(Task prompt) For each record that follows, write out an identical copy.

(Dataset content)
● ● ● ● ● ● ●
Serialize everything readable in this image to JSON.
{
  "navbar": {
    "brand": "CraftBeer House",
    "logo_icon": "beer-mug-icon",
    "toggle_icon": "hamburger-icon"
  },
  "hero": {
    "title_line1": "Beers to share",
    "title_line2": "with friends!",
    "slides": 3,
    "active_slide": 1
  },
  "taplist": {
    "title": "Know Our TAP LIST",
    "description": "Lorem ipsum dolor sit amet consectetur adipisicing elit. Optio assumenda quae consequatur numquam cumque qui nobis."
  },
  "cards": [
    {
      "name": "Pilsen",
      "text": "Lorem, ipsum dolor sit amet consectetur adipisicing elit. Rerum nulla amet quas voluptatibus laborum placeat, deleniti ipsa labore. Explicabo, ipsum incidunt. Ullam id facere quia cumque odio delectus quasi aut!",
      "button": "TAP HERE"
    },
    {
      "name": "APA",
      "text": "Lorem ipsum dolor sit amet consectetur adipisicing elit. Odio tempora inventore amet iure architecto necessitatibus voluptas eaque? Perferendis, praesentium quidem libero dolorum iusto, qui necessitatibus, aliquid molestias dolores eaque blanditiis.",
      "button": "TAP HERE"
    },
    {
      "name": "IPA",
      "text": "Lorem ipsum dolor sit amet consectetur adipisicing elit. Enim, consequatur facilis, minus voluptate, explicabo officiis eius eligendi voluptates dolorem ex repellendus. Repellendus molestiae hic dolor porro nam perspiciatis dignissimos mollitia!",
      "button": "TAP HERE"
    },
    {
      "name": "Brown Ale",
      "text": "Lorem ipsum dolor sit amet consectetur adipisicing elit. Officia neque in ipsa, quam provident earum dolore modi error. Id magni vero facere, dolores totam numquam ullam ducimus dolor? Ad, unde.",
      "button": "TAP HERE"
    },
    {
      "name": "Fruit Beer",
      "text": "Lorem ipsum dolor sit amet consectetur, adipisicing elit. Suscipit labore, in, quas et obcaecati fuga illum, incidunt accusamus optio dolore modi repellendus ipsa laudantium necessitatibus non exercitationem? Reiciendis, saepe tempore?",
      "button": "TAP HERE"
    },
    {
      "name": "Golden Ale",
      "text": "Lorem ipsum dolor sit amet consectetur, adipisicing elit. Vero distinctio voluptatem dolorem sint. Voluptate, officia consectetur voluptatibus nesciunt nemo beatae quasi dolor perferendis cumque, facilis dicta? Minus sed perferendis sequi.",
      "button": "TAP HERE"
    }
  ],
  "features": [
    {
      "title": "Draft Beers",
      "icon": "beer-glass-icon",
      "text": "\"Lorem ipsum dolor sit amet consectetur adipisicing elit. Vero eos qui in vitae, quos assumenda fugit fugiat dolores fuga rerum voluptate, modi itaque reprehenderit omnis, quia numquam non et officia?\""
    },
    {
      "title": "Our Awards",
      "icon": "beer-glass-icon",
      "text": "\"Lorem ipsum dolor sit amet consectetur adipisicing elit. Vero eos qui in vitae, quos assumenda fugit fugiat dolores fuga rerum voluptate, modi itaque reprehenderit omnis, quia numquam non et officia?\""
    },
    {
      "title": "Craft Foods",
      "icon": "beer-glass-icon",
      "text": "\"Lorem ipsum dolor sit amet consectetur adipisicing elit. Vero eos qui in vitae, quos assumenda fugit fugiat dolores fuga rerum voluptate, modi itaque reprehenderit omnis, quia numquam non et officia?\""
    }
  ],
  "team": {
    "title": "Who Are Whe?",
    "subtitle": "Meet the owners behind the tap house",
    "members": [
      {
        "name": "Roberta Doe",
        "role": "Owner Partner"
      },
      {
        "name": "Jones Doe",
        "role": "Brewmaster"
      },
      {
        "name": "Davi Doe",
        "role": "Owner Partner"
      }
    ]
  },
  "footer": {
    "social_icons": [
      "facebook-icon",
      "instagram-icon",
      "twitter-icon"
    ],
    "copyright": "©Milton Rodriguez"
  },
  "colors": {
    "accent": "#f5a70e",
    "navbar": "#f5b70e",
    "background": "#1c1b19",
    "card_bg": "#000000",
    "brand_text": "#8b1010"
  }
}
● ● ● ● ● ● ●
(Exercise result)
Serialize everything readable in this image to JSON.
{
  "navbar": {
    "brand": "CraftBeer House",
    "logo_icon": "beer-mug-icon",
    "toggle_icon": "hamburger-icon"
  },
  "hero": {
    "title_line1": "Beers to share",
    "title_line2": "with friends!",
    "slides": 3,
    "active_slide": 1
  },
  "taplist": {
    "title": "Know Our TAP LIST",
    "description": "Lorem ipsum dolor sit amet consectetur adipisicing elit. Optio assumenda quae consequatur numquam cumque qui nobis."
  },
  "cards": [
    {
      "name": "Pilsen",
      "text": "Lorem, ipsum dolor sit amet consectetur adipisicing elit. Rerum nulla amet quas voluptatibus laborum placeat, deleniti ipsa labore. Explicabo, ipsum incidunt. Ullam id facere quia cumque odio delectus quasi aut!",
      "button": "TAP HERE"
    },
    {
      "name": "APA",
      "text": "Lorem ipsum dolor sit amet consectetur adipisicing elit. Odio tempora inventore amet iure architecto necessitatibus voluptas eaque? Perferendis, praesentium quidem libero dolorum iusto, qui necessitatibus, aliquid molestias dolores eaque blanditiis.",
      "button": "TAP HERE"
    },
    {
      "name": "IPA",
      "text": "Lorem ipsum dolor sit amet consectetur adipisicing elit. Enim, consequatur facilis, minus voluptate, explicabo officiis eius eligendi voluptates dolorem ex repellendus. Repellendus molestiae hic dolor porro nam perspiciatis dignissimos mollitia!",
      "button": "TAP HERE"
    },
    {
      "name": "Brown Ale",
      "text": "Lorem ipsum dolor sit amet consectetur adipisicing elit. Officia neque in ipsa, quam provident earum dolore modi error. Id magni vero facere, dolores totam numquam ullam ducimus dolor? Ad, unde.",
      "button": "TAP HERE"
    },
    {
      "name": "Fruit Beer",
      "text": "Lorem ipsum dolor sit amet consectetur, adipisicing elit. Suscipit labore, in, quas et obcaecati fuga illum, incidunt accusamus optio dolore modi repellendus ipsa laudantium necessitatibus non exercitationem? Reiciendis, saepe tempore?",
      "button": "TAP HERE"
    },
    {
      "name": "Golden Ale",
      "text": "Lorem ipsum dolor sit amet consectetur, adipisicing elit. Vero distinctio voluptatem dolorem sint. Voluptate, officia consectetur voluptatibus nesciunt nemo beatae quasi dolor perferendis cumque, facilis dicta? Minus sed perferendis sequi.",
      "button": "TAP HERE"
    }
  ],
  "features": [
    {
      "title": "Draft Beers",
      "icon": "beer-glass-icon",
      "text": "\"Lorem ipsum dolor sit amet consectetur adipisicing elit. Vero eos qui in vitae, quos assumenda fugit fugiat dolores fuga rerum voluptate, modi itaque reprehenderit omnis, quia numquam non et officia?\""
    },
    {
      "title": "Our Awards",
      "icon": "beer-glass-icon",
      "text": "\"Lorem ipsum dolor sit amet consectetur adipisicing elit. Vero eos qui in vitae, quos assumenda fugit fugiat dolores fuga rerum voluptate, modi itaque reprehenderit omnis, quia numquam non et officia?\""
    },
    {
      "title": "Craft Foods",
      "icon": "beer-glass-icon",
      "text": "\"Lorem ipsum dolor sit amet consectetur adipisicing elit. Vero eos qui in vitae, quos assumenda fugit fugiat dolores fuga rerum voluptate, modi itaque reprehenderit omnis, quia numquam non et officia?\""
    }
  ],
  "team": {
    "title": "Who Are Whe?",
    "subtitle": "Meet the owners behind the tap house",
    "members": [
      {
        "name": "Roberta Doe",
        "role": "Owner Partner"
      },
      {
        "name": "Jones Doe",
        "role": "Brewmaster"
      },
      {
        "name": "Davi Doe",
        "role": "Owner Partner"
      }
    ]
  },
  "footer": {
    "social_icons": [
      "facebook-icon",
      "instagram-icon",
      "twitter-icon"
    ],
    "copyright": "©Milton Rodriguez"
  },
  "colors": {
    "accent": "#f5a70e",
    "navbar": "#f5b70e",
    "background": "#1c1b19",
    "card_bg": "#000000",
    "brand_text": "#8b1010"
  }
}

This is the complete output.